Tom Fee was born in 1923. His parents were both schoolteachers in the local school near Cullyhanna.
He was only nine years old when his mother died of cancer. The young Tom had mastered the Irish language by the early age of ten. As an adult he became a polyglot – specialising in numerous European languages. He became an author and an accomplished local historian in his own right.
Even as he rose through the ranks of the Roman Catholic hierarchy, one-time President of Maynooth, he retained the fond title among his own of Father Tom. He was passionate about football, and closely followed the fortunes of his beloved
Cardinal O’Fiaich made no secret of his nationalist and republican views. This didn’t often suit the authorities. In the dark days of the blanket protests and hunger strikes, he remained firm in his stand for the rights of prisoners. He was vilified in the British press for this, wrongly accused of condoning murder and suicide. He was even dubbed the ‘chaplain-in-chief to the IRA’.
Cardinal O’Fiaich befriended people of all religions everywhere but no more so than at home in Creggan. He spent many evenings in the company of the Rev Noel and his wife, poring over old manuscripts and record books that were kept there. He was the autrhor of several historical books and a founder member of Seanchas Ard Macha, the
Cardinal O’Fiaich died while on a visit to
In the land of saints and scholars Creggan has become caretaker of the remains of many of
It may be a cause of some puzzlement to outsiders that this
We all owe our thanks to the Father Toms and the Jem Murphys of this land. They have preserved our soul by preserving our heritage.
It is now up to the rest of us to take up the challenge.
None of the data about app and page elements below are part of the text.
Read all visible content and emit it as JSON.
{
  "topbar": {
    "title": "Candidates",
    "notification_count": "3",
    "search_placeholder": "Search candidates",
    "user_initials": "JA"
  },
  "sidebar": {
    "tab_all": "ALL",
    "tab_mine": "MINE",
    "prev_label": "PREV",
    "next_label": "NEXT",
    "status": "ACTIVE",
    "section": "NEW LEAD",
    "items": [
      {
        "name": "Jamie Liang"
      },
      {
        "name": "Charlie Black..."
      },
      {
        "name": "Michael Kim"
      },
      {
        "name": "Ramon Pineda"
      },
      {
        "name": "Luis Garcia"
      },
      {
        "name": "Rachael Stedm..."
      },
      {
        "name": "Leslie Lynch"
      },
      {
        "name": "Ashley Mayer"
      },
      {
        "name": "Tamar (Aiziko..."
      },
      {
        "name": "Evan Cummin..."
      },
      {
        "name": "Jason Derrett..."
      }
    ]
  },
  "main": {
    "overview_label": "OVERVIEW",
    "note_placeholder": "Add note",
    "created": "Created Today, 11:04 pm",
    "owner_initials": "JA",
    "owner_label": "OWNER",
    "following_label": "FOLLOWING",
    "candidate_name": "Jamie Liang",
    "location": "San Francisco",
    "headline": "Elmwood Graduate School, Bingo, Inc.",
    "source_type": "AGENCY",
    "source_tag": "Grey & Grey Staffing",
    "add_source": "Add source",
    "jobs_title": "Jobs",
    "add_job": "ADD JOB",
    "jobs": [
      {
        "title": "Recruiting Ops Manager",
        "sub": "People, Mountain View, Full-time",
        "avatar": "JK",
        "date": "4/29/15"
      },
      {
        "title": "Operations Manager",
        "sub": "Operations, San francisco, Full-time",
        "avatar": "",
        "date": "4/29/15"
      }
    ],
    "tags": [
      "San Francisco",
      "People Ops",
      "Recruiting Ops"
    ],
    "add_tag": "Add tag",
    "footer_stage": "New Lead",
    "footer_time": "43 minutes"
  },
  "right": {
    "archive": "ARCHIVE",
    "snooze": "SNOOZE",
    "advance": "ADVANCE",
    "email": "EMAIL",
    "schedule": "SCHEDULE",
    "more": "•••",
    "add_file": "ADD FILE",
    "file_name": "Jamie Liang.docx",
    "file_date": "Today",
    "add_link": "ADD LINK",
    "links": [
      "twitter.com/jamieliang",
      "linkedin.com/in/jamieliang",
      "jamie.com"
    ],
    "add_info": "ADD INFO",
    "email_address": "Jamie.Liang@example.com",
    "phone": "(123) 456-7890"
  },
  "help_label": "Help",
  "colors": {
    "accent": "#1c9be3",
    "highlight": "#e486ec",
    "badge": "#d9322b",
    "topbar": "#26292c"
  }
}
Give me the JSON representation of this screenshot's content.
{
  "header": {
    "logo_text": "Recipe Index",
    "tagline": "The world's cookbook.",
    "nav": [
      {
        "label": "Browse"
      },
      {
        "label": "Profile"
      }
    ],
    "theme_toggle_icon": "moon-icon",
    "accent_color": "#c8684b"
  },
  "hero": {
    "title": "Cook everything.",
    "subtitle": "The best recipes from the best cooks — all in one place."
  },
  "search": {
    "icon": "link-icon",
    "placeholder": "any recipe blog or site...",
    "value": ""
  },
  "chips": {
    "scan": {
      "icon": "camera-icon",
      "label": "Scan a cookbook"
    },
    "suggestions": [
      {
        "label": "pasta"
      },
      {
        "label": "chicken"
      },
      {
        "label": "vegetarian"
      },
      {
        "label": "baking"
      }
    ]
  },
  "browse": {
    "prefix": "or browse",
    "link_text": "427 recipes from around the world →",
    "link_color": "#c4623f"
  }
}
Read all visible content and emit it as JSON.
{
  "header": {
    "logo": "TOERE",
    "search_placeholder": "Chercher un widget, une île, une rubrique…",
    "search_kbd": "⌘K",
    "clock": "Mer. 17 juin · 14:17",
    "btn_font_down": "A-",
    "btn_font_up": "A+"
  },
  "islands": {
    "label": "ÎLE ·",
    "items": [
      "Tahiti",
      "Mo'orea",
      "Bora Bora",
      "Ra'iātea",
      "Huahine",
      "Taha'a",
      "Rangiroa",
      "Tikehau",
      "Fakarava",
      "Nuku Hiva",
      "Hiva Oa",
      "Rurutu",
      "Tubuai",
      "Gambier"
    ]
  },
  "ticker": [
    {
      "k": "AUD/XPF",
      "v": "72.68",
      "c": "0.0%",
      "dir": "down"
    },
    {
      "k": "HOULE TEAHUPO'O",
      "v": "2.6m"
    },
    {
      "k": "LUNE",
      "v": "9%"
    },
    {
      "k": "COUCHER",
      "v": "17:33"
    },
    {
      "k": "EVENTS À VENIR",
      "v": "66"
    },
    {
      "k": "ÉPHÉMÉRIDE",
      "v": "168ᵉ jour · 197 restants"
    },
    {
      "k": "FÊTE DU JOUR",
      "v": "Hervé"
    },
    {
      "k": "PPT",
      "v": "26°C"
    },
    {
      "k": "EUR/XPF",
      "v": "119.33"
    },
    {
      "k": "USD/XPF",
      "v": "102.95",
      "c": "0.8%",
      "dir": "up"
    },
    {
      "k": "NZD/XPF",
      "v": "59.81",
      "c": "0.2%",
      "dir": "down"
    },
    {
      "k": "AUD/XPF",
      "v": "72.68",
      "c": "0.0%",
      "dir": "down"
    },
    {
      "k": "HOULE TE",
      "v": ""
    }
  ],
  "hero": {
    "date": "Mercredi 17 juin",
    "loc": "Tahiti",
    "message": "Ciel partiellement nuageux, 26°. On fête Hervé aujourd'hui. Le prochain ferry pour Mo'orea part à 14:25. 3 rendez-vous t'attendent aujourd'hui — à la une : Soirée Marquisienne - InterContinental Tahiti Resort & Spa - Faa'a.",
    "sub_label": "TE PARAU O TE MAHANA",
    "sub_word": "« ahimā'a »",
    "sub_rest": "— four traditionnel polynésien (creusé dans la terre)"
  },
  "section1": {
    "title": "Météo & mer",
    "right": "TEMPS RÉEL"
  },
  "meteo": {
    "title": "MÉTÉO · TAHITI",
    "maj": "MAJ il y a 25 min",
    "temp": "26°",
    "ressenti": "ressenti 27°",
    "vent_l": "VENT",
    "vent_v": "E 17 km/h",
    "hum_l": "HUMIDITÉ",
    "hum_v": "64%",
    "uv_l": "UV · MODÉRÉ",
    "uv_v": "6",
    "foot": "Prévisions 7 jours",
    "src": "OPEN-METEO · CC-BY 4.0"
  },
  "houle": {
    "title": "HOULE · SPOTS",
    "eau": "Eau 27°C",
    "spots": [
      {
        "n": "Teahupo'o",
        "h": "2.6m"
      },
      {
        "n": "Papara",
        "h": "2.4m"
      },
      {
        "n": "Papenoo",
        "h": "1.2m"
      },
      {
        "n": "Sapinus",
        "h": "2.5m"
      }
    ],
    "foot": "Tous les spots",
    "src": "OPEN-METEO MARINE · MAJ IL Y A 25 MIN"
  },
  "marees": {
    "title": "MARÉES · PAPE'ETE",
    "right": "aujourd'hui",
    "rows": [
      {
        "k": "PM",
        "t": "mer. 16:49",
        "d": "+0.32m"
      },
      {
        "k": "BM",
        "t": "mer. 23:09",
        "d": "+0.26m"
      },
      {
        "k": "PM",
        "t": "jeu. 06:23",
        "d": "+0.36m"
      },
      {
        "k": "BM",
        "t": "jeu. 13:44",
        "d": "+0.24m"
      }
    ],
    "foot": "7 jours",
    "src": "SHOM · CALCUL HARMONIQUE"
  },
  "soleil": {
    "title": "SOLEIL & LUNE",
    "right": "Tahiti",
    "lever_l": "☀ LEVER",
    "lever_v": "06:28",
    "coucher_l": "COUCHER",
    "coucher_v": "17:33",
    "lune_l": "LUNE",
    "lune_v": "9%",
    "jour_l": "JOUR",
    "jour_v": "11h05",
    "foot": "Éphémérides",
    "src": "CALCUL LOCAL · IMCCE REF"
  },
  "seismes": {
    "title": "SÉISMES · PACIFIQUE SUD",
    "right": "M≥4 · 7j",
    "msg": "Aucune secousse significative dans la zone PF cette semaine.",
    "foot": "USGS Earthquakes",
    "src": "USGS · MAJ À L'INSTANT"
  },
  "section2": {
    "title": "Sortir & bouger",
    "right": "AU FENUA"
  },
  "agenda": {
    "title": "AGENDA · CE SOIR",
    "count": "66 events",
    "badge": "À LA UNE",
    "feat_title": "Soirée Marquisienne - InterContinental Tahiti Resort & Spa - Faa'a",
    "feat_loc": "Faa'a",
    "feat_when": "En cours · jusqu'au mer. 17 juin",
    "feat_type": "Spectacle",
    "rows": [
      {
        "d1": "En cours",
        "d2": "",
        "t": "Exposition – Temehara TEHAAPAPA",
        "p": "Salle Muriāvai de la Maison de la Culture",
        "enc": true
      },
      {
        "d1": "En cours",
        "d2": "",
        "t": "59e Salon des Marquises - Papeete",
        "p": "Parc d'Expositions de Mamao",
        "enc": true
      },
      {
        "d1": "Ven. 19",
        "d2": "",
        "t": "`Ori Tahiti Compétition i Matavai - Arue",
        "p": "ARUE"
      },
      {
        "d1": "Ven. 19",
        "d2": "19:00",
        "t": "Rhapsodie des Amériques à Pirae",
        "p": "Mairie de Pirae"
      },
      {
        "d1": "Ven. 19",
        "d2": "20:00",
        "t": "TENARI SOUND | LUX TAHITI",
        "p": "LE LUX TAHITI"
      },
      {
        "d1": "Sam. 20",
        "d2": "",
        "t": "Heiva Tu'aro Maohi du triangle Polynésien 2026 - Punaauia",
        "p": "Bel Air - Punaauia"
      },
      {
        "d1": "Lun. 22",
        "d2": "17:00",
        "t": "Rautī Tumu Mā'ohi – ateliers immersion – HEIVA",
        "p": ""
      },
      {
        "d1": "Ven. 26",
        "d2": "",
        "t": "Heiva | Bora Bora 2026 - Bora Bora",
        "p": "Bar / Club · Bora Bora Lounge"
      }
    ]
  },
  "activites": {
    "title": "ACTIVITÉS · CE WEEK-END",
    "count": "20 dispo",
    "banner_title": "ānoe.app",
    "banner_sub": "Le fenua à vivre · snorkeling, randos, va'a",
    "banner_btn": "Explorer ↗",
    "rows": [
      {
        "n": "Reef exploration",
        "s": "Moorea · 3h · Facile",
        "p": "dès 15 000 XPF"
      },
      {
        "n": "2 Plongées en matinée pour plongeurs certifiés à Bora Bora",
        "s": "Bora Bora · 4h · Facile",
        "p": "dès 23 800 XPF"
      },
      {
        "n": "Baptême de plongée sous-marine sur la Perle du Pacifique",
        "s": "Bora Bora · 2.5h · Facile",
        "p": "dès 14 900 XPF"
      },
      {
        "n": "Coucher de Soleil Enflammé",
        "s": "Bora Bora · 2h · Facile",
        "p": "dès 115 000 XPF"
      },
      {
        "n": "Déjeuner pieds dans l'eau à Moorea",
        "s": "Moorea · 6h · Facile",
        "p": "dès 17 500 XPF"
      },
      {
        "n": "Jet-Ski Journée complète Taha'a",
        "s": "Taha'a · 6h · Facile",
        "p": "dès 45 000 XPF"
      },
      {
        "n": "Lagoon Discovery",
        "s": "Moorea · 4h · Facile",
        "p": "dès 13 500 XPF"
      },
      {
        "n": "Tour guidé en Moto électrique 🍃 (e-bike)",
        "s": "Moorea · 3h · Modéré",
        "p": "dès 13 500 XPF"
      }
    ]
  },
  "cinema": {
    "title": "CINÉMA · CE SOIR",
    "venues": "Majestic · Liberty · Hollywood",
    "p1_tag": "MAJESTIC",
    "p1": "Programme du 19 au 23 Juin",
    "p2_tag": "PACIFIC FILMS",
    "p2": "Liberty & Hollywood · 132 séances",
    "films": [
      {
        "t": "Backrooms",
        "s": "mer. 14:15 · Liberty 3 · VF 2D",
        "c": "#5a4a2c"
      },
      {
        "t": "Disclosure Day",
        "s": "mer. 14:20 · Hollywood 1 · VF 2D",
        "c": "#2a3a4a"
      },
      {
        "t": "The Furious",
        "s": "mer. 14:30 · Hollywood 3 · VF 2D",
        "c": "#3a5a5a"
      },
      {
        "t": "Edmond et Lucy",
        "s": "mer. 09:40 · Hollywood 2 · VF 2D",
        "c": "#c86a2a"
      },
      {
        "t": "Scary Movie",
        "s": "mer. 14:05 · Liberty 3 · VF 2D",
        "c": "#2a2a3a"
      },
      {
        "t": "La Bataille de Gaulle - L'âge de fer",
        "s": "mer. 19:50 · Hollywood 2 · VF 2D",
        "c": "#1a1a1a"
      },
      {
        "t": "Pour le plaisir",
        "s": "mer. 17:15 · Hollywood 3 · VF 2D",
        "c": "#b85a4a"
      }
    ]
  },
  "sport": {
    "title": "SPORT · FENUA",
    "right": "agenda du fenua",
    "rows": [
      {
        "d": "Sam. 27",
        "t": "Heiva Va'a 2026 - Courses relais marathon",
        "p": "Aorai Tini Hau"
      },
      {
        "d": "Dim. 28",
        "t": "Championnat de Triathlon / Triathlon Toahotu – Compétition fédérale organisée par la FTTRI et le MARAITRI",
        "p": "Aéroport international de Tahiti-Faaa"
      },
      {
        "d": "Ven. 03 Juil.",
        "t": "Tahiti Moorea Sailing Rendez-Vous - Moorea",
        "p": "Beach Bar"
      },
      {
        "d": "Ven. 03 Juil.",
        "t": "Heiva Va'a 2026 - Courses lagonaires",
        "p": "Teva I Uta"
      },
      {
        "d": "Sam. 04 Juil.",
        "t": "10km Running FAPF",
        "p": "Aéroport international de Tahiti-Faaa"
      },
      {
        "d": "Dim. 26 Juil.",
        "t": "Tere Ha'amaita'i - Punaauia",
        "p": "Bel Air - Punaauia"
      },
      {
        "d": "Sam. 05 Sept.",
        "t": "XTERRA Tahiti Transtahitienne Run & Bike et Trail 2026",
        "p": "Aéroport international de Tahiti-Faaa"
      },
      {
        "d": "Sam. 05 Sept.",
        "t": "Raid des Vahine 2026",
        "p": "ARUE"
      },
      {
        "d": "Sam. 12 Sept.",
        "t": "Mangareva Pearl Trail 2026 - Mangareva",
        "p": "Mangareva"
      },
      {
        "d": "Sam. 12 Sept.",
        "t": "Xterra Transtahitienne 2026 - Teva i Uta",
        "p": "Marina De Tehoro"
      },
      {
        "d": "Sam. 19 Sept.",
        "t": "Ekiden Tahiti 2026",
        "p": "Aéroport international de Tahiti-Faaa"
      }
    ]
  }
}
We must ensure that our children and grandchildren learn the stories, the songs, the language, the culture and the history of our forefathers.
…. end ……….